GDL Masonry Supply, Inc. v Lopez and Rapid Masonry Supply, Inc. (November 2, 2016) is a handy opinion to hand your clients after they sign a settlement agreement requiring confidentiality. It is a risk too many clients do not take seriously enough (see, e.g., “Girl costs father $80,000 with ‘SUCK IT’ Facebook post“).
In GDL, the Dallas Court of Appeals affirmed summary judgment in favor of Rapid, the plaintiff, who refused to pay under a settlement agreement because GDL failed to satisfy the confidentiality requirements of the agreement. The facts were too common. GDL brought suit against Rapid, which settled by way of an agreement that required confidentiality and Rapid to make a series of $10,000 payments totaling $60,000 to GDL. GDL then told a third party that Rapid had stolen from it, that GDL won the lawsuit, and that Rapid owed GDL money as a result. When Rapid discovered what GDL said about their litigation, it sued asserting that it had no obligation to make the remaining settlement payments and also seeking attorney’s fees for breach of the confidentiality language. The trial court granted summary judgment to Rapid, holding that the confidentiality provision was breached, that Rapid had no obligation to make further payments, and awarding attorney’s fees.

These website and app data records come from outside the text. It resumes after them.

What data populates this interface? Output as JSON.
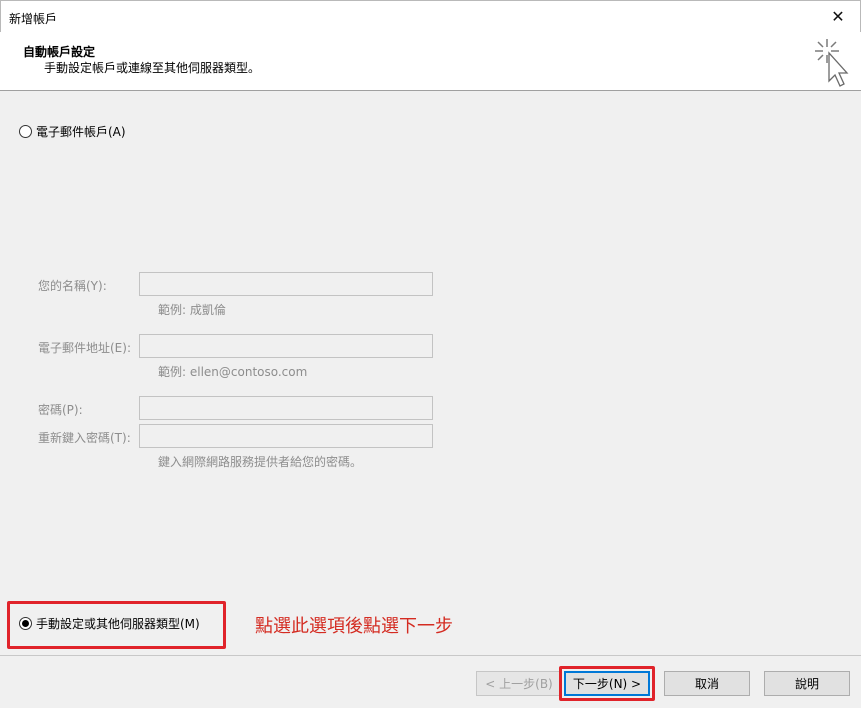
{
  "window": {
    "title": "新增帳戶",
    "close_glyph": "✕"
  },
  "header": {
    "title": "自動帳戶設定",
    "subtitle": "手動設定帳戶或連線至其他伺服器類型。",
    "icon": "wizard-cursor-icon"
  },
  "options": {
    "email_account": {
      "label": "電子郵件帳戶(A)",
      "checked": false
    },
    "manual_setup": {
      "label": "手動設定或其他伺服器類型(M)",
      "checked": true
    }
  },
  "form": {
    "name": {
      "label": "您的名稱(Y):",
      "value": "",
      "hint": "範例: 成凱倫"
    },
    "email": {
      "label": "電子郵件地址(E):",
      "value": "",
      "hint": "範例: ellen@contoso.com"
    },
    "password": {
      "label": "密碼(P):",
      "value": ""
    },
    "retype_password": {
      "label": "重新鍵入密碼(T):",
      "value": "",
      "hint": "鍵入網際網路服務提供者給您的密碼。"
    }
  },
  "annotation": {
    "text": "點選此選項後點選下一步",
    "color": "#d42b21"
  },
  "buttons": {
    "back": "< 上一步(B)",
    "next": "下一步(N) >",
    "cancel": "取消",
    "help": "說明"
  },
  "colors": {
    "highlight": "#e0232a",
    "accent": "#0078d7"
  }
}
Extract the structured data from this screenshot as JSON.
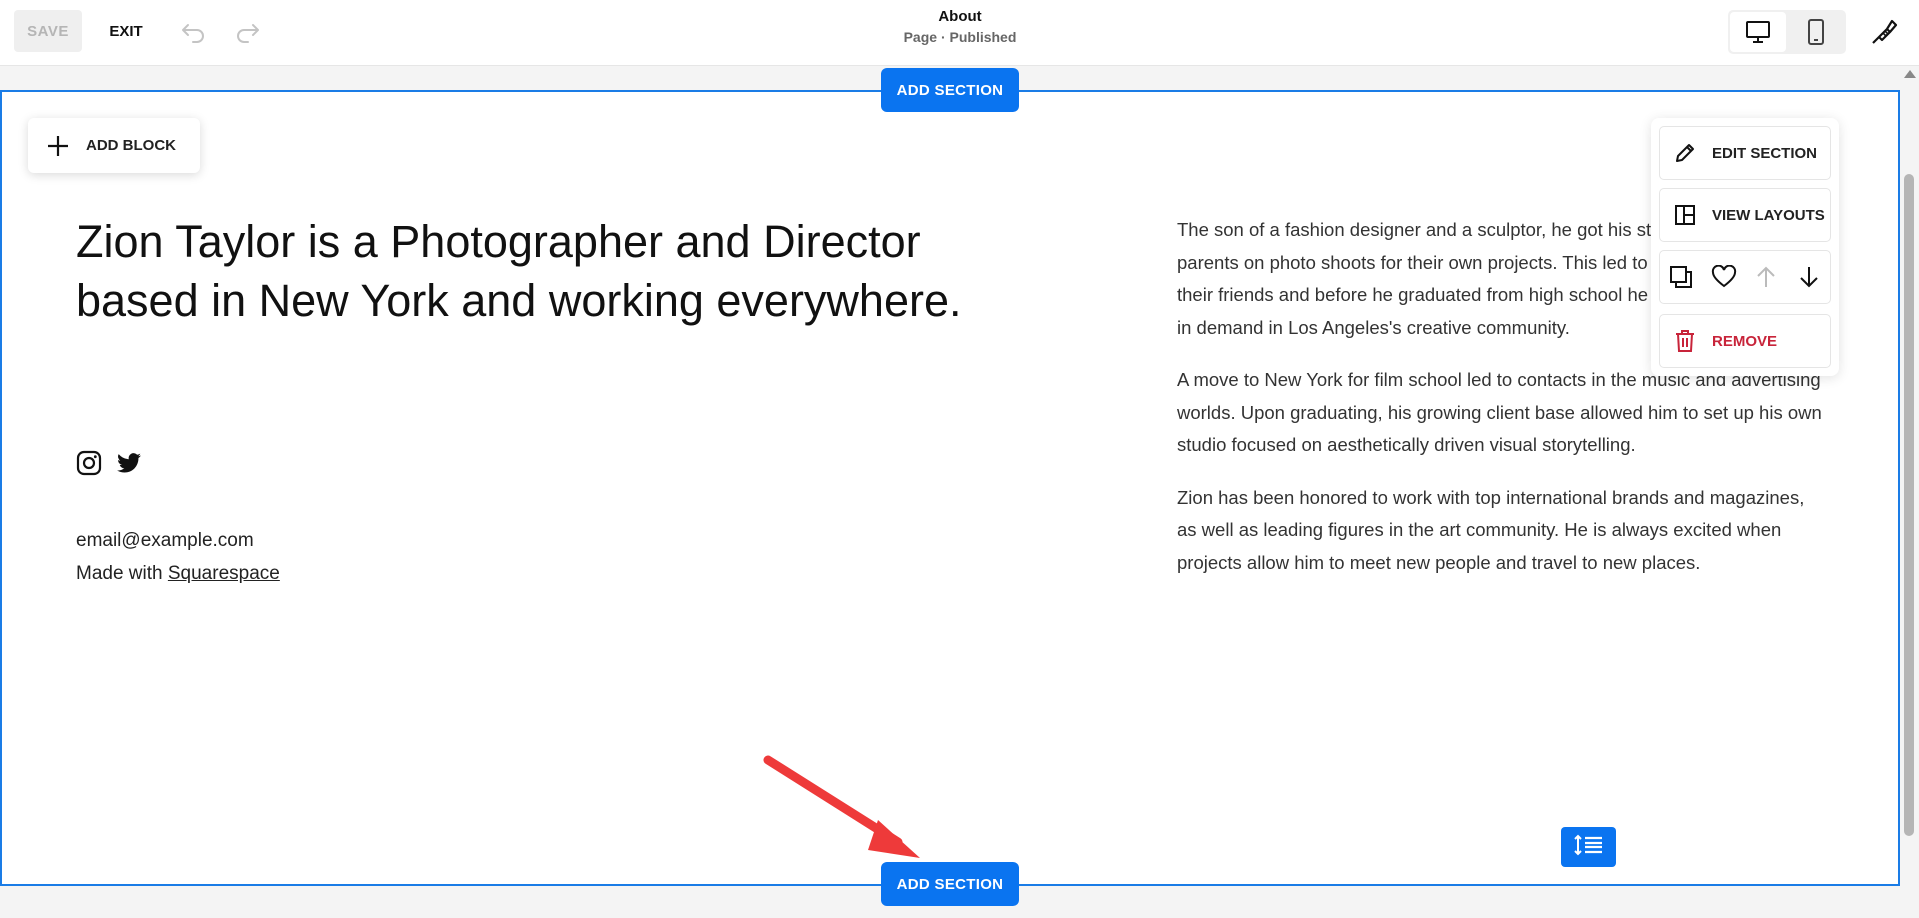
{
  "toolbar": {
    "save_label": "SAVE",
    "exit_label": "EXIT",
    "page_title": "About",
    "page_status": "Page · Published"
  },
  "section": {
    "add_section_top": "ADD SECTION",
    "add_section_bottom": "ADD SECTION",
    "add_block": "ADD BLOCK",
    "headline": "Zion Taylor is a Photographer and Director based in New York and working everywhere.",
    "email": "email@example.com",
    "made_with": "Made with ",
    "made_with_link": "Squarespace",
    "bio": [
      "The son of a fashion designer and a sculptor, he got his start assisting his parents on photo shoots for their own projects. This led to commissions from their friends and before he graduated from high school he was already steadily in demand in Los Angeles's creative community.",
      "A move to New York for film school led to contacts in the music and advertising worlds. Upon graduating, his growing client base allowed him to set up his own studio focused on aesthetically driven visual storytelling.",
      "Zion has been honored to work with top international brands and magazines, as well as leading figures in the art community. He is always excited when projects allow him to meet new people and travel to new places."
    ]
  },
  "section_menu": {
    "edit_section": "EDIT SECTION",
    "view_layouts": "VIEW LAYOUTS",
    "remove": "REMOVE"
  },
  "colors": {
    "accent": "#0a74f0",
    "selection_border": "#1a7ce6",
    "remove": "#c8243a",
    "annotation_arrow": "#ee3a3a"
  }
}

GDL’s argument on appeal did not deny the disclosure of the settlement, but instead challenged the materiality of the confidentiality provision. The Dallas Court of Appeals made swift work in rejecting this argument, noting that the settlement agreement itself stated that the confidentiality paragraph “is a material provision of this Agreement and that any breach of the terms and conditions of [the paragraph] shall be a material breach of this Agreement.” The Court held that the contract’s language was binding.